***** Entries supplied

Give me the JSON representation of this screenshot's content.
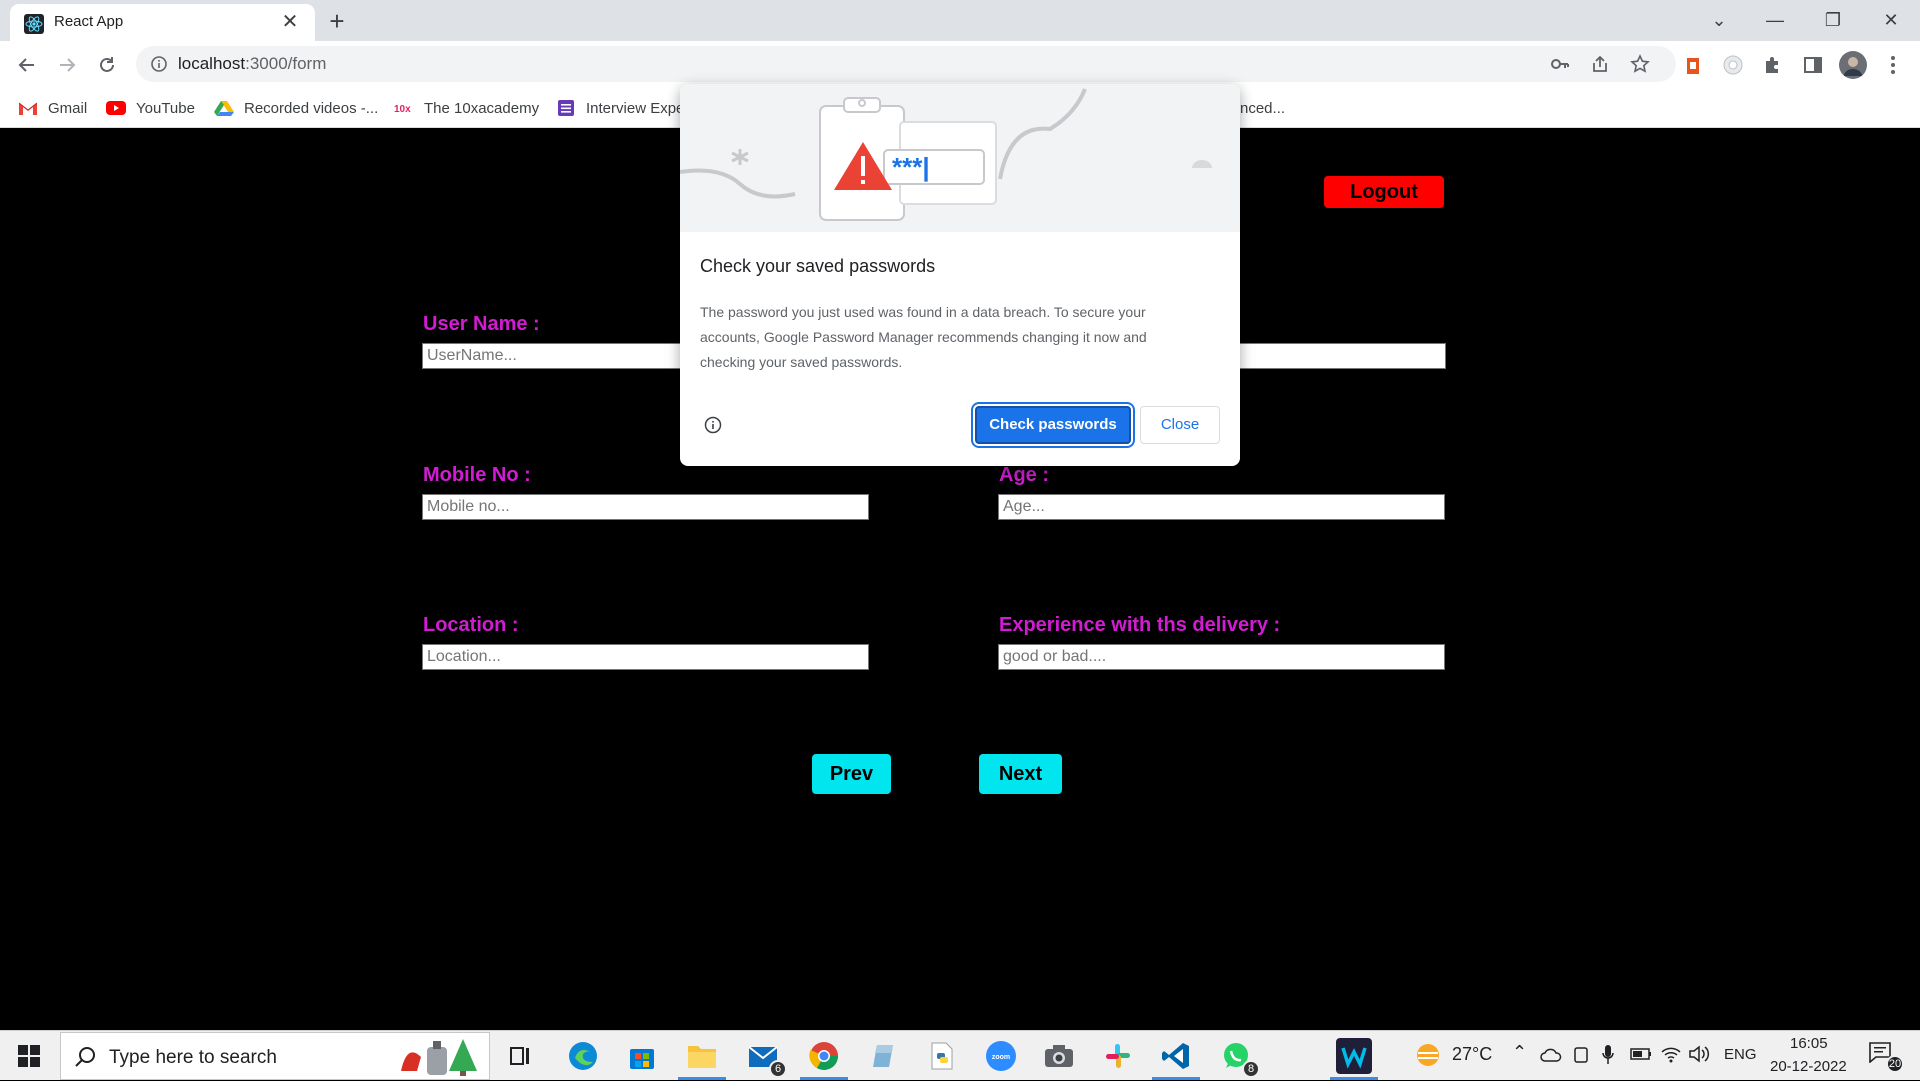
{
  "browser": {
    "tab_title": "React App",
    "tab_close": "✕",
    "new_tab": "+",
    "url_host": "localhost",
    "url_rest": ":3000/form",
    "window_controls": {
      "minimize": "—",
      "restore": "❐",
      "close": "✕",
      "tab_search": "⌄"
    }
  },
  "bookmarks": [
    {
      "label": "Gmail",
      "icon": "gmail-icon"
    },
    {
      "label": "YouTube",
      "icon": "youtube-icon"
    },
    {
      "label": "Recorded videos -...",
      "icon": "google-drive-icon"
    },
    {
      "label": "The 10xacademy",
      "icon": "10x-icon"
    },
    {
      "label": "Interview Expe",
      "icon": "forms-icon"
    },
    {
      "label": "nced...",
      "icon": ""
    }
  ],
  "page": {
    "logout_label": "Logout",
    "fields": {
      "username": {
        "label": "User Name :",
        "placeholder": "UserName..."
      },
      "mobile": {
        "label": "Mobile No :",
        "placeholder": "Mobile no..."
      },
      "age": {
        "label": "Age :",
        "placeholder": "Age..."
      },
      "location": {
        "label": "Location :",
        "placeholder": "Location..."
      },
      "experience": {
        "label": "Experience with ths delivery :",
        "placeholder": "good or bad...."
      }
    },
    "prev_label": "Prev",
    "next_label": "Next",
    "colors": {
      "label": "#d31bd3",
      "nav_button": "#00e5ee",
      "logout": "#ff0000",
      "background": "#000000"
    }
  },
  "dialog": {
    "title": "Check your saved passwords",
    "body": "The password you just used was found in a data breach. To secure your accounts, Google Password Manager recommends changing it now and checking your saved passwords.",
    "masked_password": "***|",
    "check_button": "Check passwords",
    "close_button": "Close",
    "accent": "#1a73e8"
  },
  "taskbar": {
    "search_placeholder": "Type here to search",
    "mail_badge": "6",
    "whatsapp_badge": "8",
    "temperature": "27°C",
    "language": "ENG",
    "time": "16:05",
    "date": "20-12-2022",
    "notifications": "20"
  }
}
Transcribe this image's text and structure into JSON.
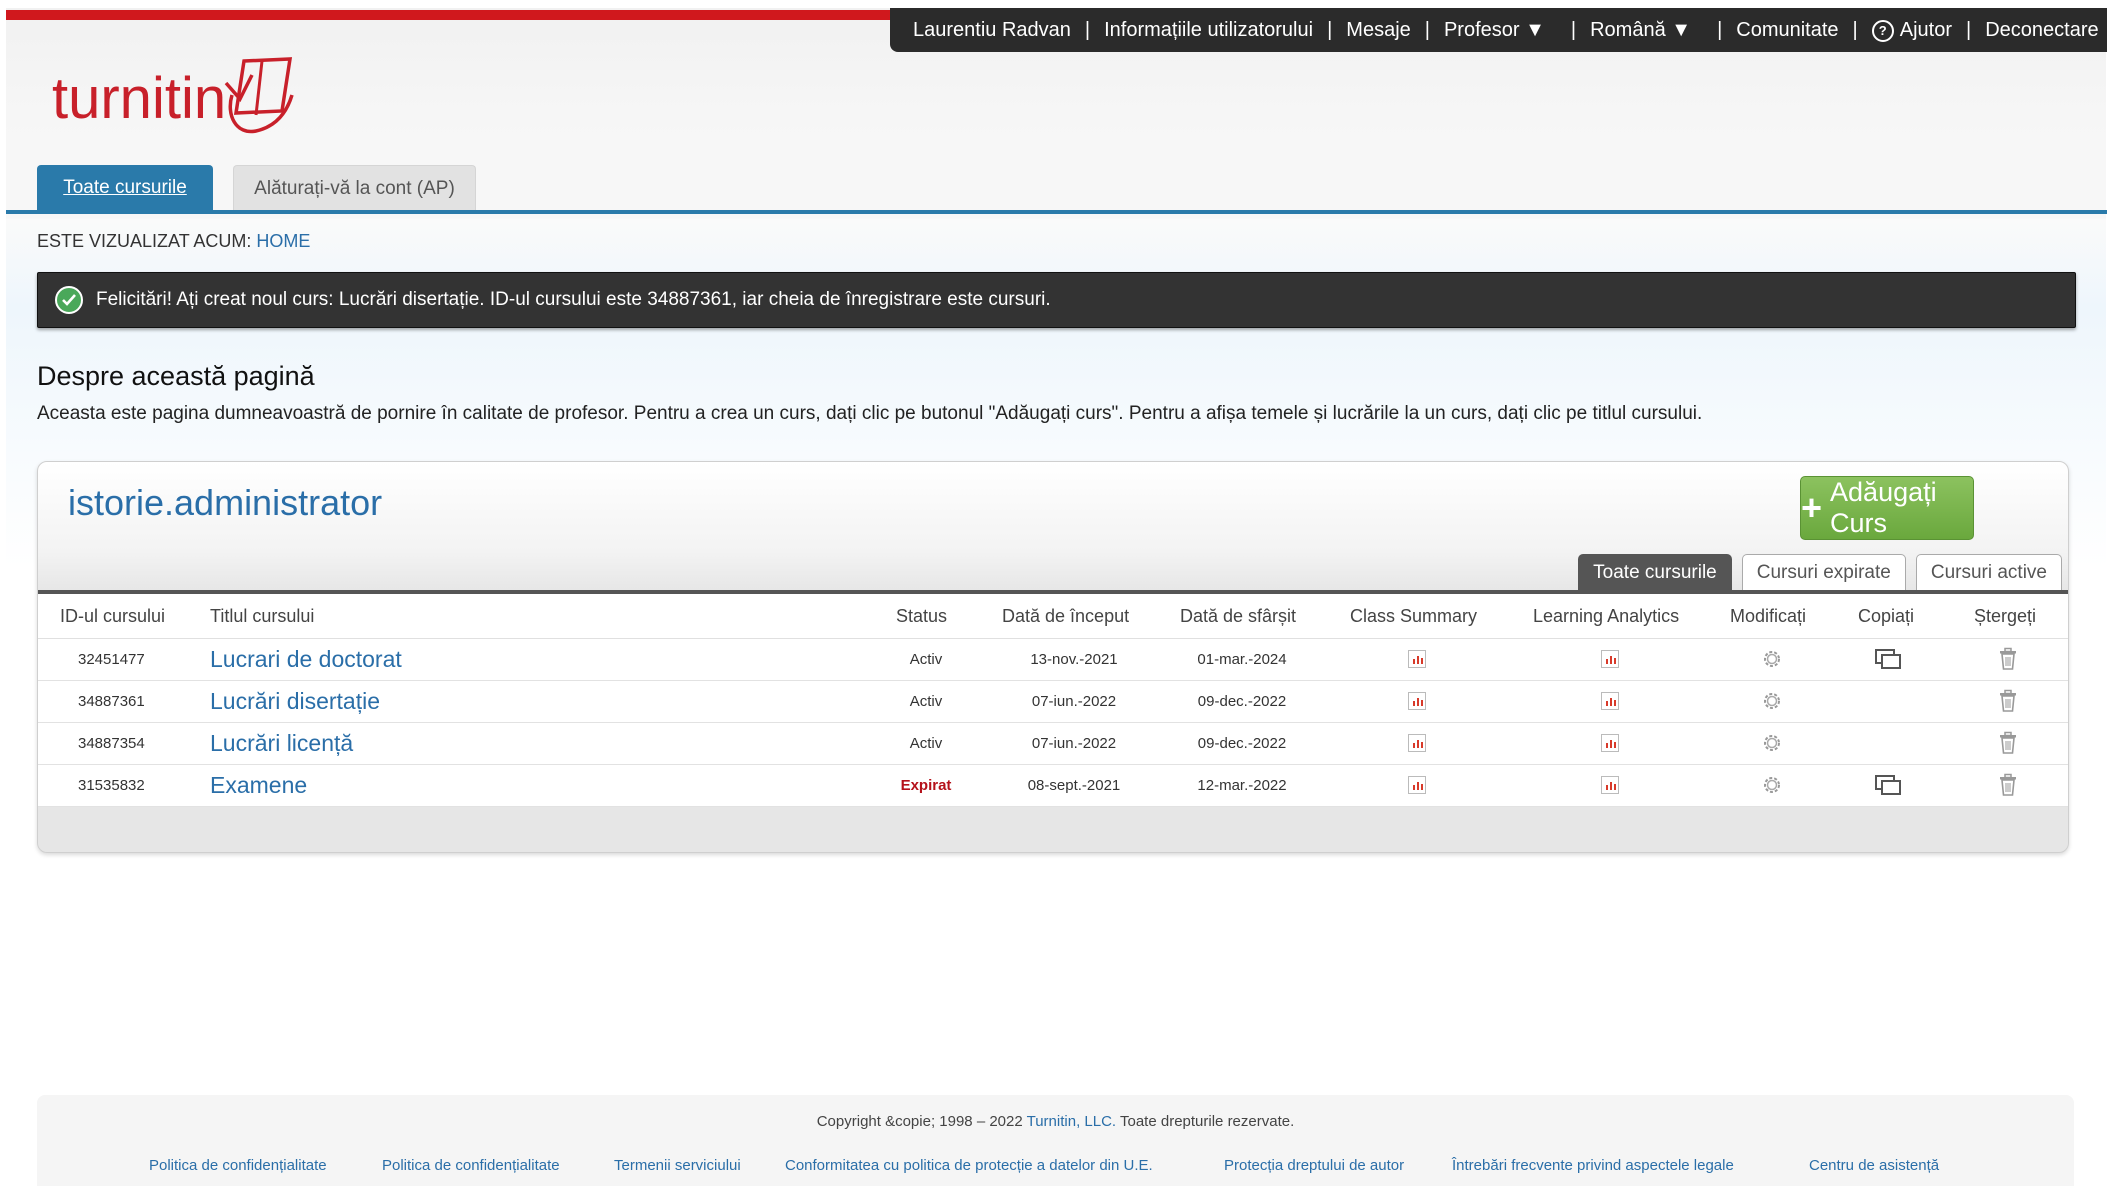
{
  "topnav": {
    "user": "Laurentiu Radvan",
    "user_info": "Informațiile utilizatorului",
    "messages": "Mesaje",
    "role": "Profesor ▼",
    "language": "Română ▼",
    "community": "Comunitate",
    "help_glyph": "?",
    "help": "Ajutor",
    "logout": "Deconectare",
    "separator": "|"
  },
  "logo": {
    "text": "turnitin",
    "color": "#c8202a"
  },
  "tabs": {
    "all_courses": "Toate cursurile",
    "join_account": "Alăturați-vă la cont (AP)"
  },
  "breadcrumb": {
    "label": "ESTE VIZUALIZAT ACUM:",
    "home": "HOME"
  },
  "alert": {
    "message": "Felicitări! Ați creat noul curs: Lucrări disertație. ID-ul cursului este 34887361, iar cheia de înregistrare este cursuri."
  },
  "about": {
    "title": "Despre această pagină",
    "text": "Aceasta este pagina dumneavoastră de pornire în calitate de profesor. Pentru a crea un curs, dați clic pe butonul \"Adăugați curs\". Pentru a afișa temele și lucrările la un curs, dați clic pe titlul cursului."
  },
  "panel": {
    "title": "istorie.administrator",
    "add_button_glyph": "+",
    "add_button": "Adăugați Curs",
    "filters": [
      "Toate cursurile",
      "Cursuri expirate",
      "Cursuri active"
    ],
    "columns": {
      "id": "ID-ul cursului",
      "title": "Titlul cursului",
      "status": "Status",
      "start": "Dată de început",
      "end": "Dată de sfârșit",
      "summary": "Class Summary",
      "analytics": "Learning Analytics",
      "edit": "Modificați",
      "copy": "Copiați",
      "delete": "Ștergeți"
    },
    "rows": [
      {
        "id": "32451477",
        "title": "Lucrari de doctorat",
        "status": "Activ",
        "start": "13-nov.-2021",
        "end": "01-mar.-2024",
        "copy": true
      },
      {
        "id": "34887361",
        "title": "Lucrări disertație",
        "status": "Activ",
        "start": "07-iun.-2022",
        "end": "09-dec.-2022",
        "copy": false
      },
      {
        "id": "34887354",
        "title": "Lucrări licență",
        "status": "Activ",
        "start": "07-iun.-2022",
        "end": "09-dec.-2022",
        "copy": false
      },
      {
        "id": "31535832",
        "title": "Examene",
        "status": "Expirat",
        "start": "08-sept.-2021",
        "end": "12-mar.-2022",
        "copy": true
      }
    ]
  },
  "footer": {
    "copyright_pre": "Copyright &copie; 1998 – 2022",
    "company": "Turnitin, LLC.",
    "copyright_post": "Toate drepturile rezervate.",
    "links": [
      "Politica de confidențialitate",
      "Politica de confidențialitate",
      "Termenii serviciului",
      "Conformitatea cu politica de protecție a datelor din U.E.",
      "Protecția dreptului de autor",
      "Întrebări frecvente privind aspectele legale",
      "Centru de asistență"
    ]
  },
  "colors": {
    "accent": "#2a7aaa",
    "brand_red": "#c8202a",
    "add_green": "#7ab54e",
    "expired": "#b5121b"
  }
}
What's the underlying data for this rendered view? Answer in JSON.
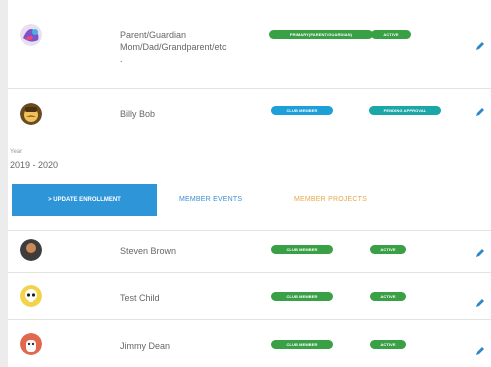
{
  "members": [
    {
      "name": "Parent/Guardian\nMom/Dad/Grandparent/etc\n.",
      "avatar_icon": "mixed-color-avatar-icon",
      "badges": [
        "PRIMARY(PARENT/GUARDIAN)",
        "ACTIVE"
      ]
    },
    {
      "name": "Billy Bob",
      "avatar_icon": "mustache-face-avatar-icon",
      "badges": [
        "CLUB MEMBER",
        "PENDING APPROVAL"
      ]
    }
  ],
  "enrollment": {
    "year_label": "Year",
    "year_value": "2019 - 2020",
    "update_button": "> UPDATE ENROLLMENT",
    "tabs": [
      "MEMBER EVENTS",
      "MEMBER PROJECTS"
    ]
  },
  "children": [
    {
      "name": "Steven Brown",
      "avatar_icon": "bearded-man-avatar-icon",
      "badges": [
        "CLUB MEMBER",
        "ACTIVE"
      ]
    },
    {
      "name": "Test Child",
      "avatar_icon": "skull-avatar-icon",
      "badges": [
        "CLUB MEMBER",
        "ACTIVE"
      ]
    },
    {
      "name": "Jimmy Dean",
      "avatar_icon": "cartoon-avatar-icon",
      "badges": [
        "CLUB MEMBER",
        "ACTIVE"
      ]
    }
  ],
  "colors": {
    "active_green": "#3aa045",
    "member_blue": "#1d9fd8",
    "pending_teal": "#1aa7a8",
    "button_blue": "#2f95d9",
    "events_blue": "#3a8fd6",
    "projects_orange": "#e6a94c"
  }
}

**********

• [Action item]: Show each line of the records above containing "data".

• [Worked solution]:
    "body": "The password you just used was found in a data breach. To secure your accounts, Google Password Manager recommends changing it now and checking your saved passwords.",
What's the underlying data for this rendered view? Answer in JSON.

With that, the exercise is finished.